Solid-state lidar integrates the parts of a lidar system into a microchip. Since solid-state chips have no moving parts, they are smaller, faster, less expensive, and easier to manufacture in large numbers. Velodyne says its chip is smaller than 4 mm x 4mm, and promotional materials show it as just large enough to cover George Washington’s eye on the US quarter.
The company’s immediate plans are to develop the technology for the high-volume self-driving automobile market.
However, VP of Research and Development Anand Gopalan told SPAR 3D that Velodyne already “has plans to integrate the technology into their existing Puck form factor as well as non-rotating solid-state products.”

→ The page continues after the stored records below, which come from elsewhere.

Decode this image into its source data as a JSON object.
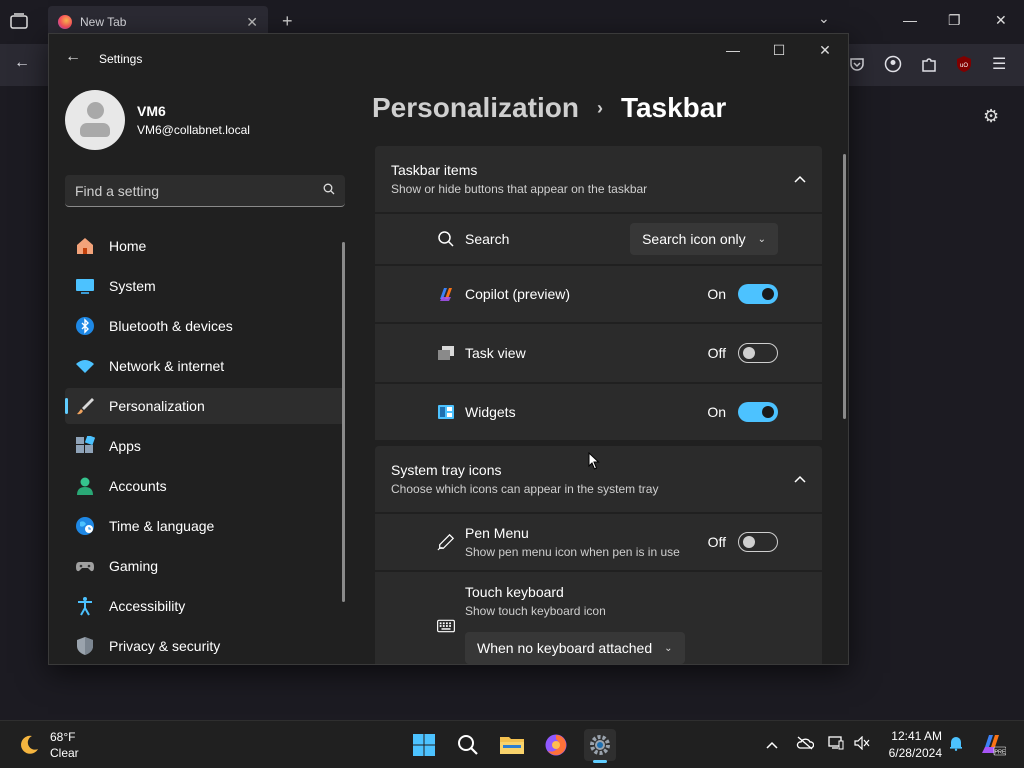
{
  "browser": {
    "tab_title": "New Tab",
    "tab_close": "✕",
    "new_tab": "+",
    "list_tabs": "⌄",
    "minimize": "—",
    "restore": "❐",
    "close": "✕",
    "back": "←"
  },
  "settings": {
    "app_title": "Settings",
    "window_controls": {
      "minimize": "—",
      "maximize": "☐",
      "close": "✕"
    },
    "profile": {
      "name": "VM6",
      "email": "VM6@collabnet.local"
    },
    "search": {
      "placeholder": "Find a setting"
    },
    "nav": [
      {
        "label": "Home",
        "icon": "home-icon"
      },
      {
        "label": "System",
        "icon": "system-icon"
      },
      {
        "label": "Bluetooth & devices",
        "icon": "bluetooth-icon"
      },
      {
        "label": "Network & internet",
        "icon": "wifi-icon"
      },
      {
        "label": "Personalization",
        "icon": "brush-icon",
        "active": true
      },
      {
        "label": "Apps",
        "icon": "apps-icon"
      },
      {
        "label": "Accounts",
        "icon": "accounts-icon"
      },
      {
        "label": "Time & language",
        "icon": "globe-icon"
      },
      {
        "label": "Gaming",
        "icon": "gamepad-icon"
      },
      {
        "label": "Accessibility",
        "icon": "accessibility-icon"
      },
      {
        "label": "Privacy & security",
        "icon": "shield-icon"
      }
    ],
    "breadcrumb": {
      "parent": "Personalization",
      "separator": "›",
      "current": "Taskbar"
    },
    "taskbar_items": {
      "title": "Taskbar items",
      "subtitle": "Show or hide buttons that appear on the taskbar",
      "search": {
        "label": "Search",
        "value": "Search icon only"
      },
      "copilot": {
        "label": "Copilot (preview)",
        "state": "On"
      },
      "task_view": {
        "label": "Task view",
        "state": "Off"
      },
      "widgets": {
        "label": "Widgets",
        "state": "On"
      }
    },
    "system_tray": {
      "title": "System tray icons",
      "subtitle": "Choose which icons can appear in the system tray",
      "pen_menu": {
        "label": "Pen Menu",
        "description": "Show pen menu icon when pen is in use",
        "state": "Off"
      },
      "touch_keyboard": {
        "label": "Touch keyboard",
        "description": "Show touch keyboard icon",
        "value": "When no keyboard attached"
      }
    }
  },
  "taskbar": {
    "weather": {
      "temp": "68°F",
      "condition": "Clear"
    },
    "clock": {
      "time": "12:41 AM",
      "date": "6/28/2024"
    }
  },
  "colors": {
    "accent": "#4cc2ff",
    "window_bg": "#202020",
    "card_bg": "#2b2b2b"
  }
}
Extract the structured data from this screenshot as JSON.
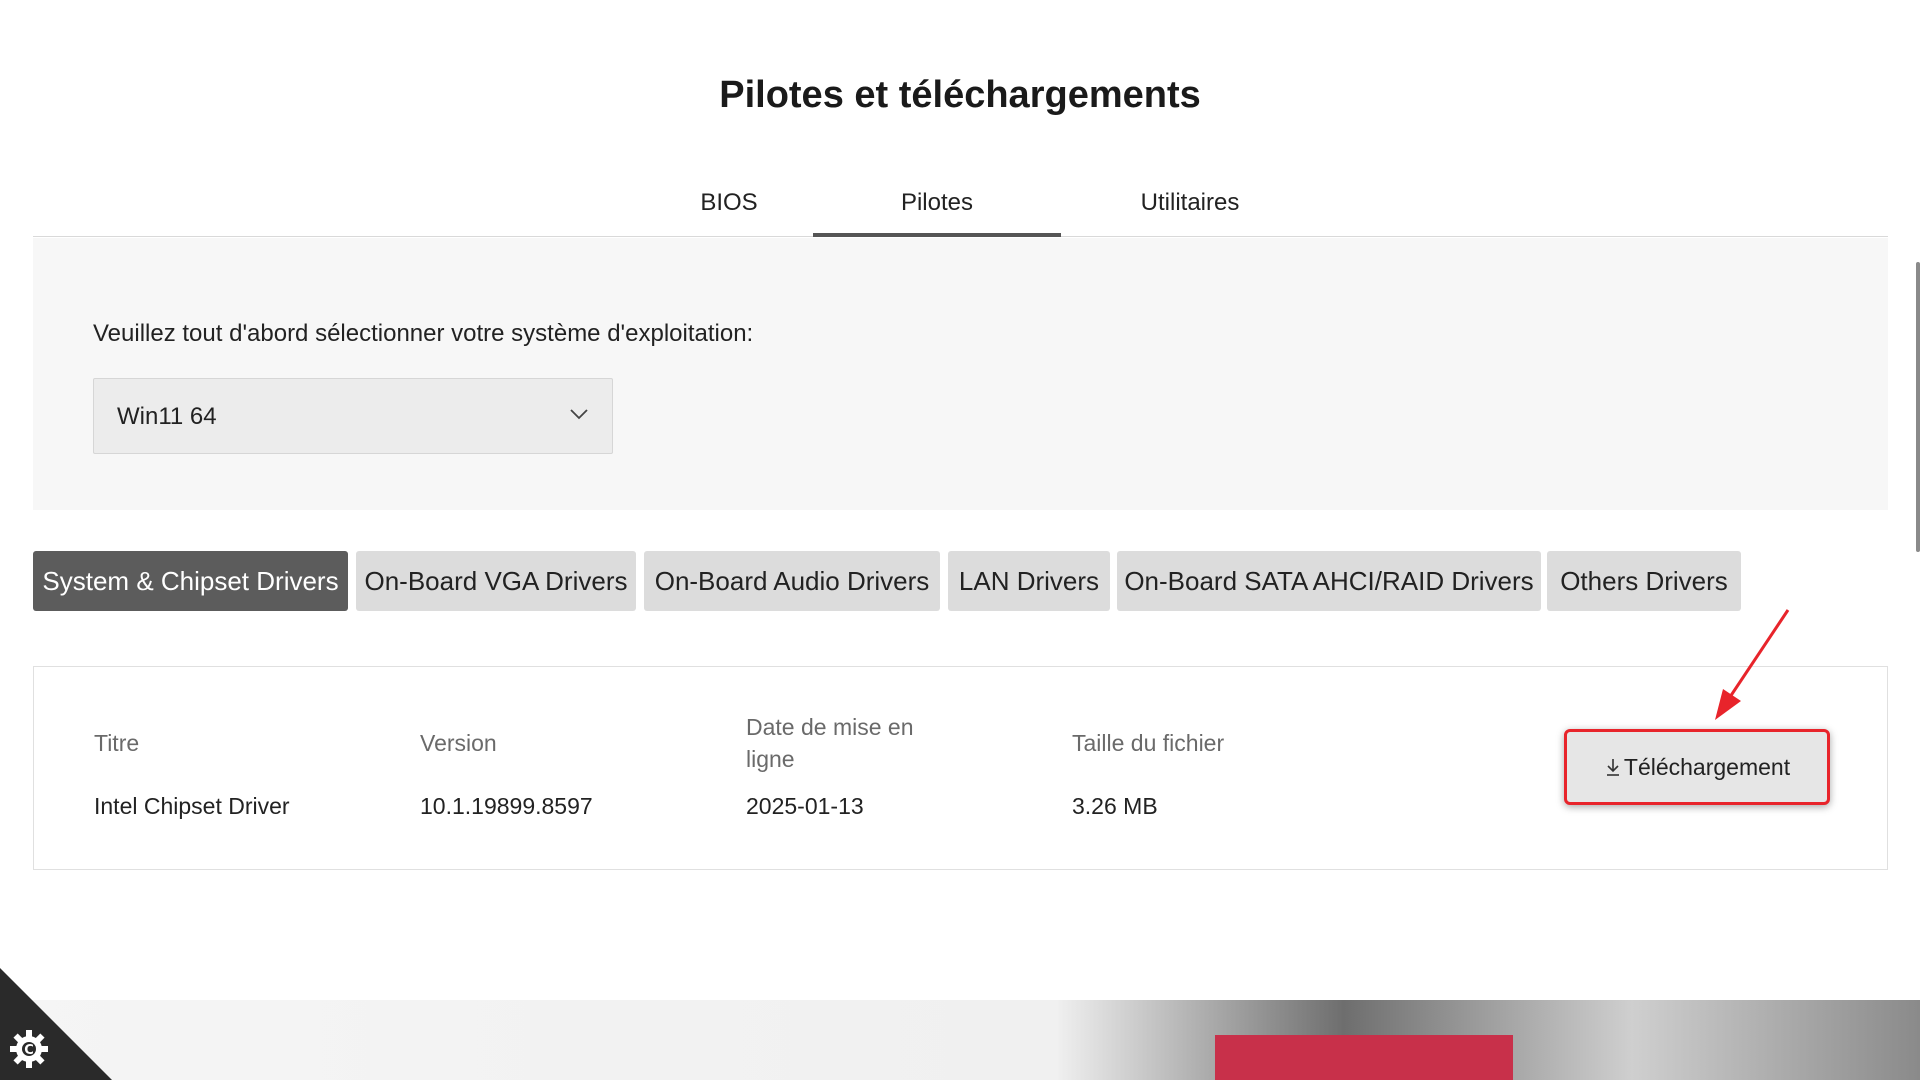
{
  "page": {
    "title": "Pilotes et téléchargements"
  },
  "tabs": [
    {
      "label": "BIOS",
      "active": false
    },
    {
      "label": "Pilotes",
      "active": true
    },
    {
      "label": "Utilitaires",
      "active": false
    }
  ],
  "os_selector": {
    "label": "Veuillez tout d'abord sélectionner votre système d'exploitation:",
    "selected": "Win11 64",
    "icon": "chevron-down-icon"
  },
  "categories": [
    {
      "label": "System & Chipset Drivers",
      "active": true
    },
    {
      "label": "On-Board VGA Drivers",
      "active": false
    },
    {
      "label": "On-Board Audio Drivers",
      "active": false
    },
    {
      "label": "LAN Drivers",
      "active": false
    },
    {
      "label": "On-Board SATA AHCI/RAID Drivers",
      "active": false
    },
    {
      "label": "Others Drivers",
      "active": false
    }
  ],
  "driver": {
    "headers": {
      "title": "Titre",
      "version": "Version",
      "date": "Date de mise en ligne",
      "size": "Taille du fichier"
    },
    "row": {
      "title": "Intel Chipset Driver",
      "version": "10.1.19899.8597",
      "date": "2025-01-13",
      "size": "3.26 MB"
    },
    "download_label": "Téléchargement",
    "download_icon": "download-icon"
  },
  "colors": {
    "active_category": "#5c5c5c",
    "inactive_category": "#dcdcdc",
    "annotation_red": "#e8242b"
  },
  "cookie_icon": "cookie-settings-icon"
}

Velodyne is not releasing the particulars of its plans at this time, or announcing what form factors it is working on. Gopalan emphasizes that the company is “constantly evaluating various market opportunities” and will begin sharing the development roadmap with major customers soon.
Gopalan also told SPAR that Velodyne sees solid-state technology as “a path to lower prices for all lidar products.”
As he explained in an official statement, “we will soon have a portfolio of integrated circuits to address various aspects of lidar functionality, paving the way to a whole new generation of reliable, miniaturized, and cost-competitive lidar products.”
Velodyne explained that the “breakthrough design” makes use of a monolithic gallium nitride (GaN) integrated circuit developed with partner Efficient Power Conversion. In an official statement, EPC co-founder and CEO Dr. Alex Lidow touted the benefits of GaN. Compared to the silicon generally used in solid-state lidar applications, he said, “GaN technology brings higher performance resulting in higher image resolution,” as well as reduced overall cost.
Velodyne will announce further details in 2017.
* 12/19/16: This article has been updated to indicate that Velodyne has announced a solid-state lidar chip that is expected to cost $50, not a full lidar system as was previously stated.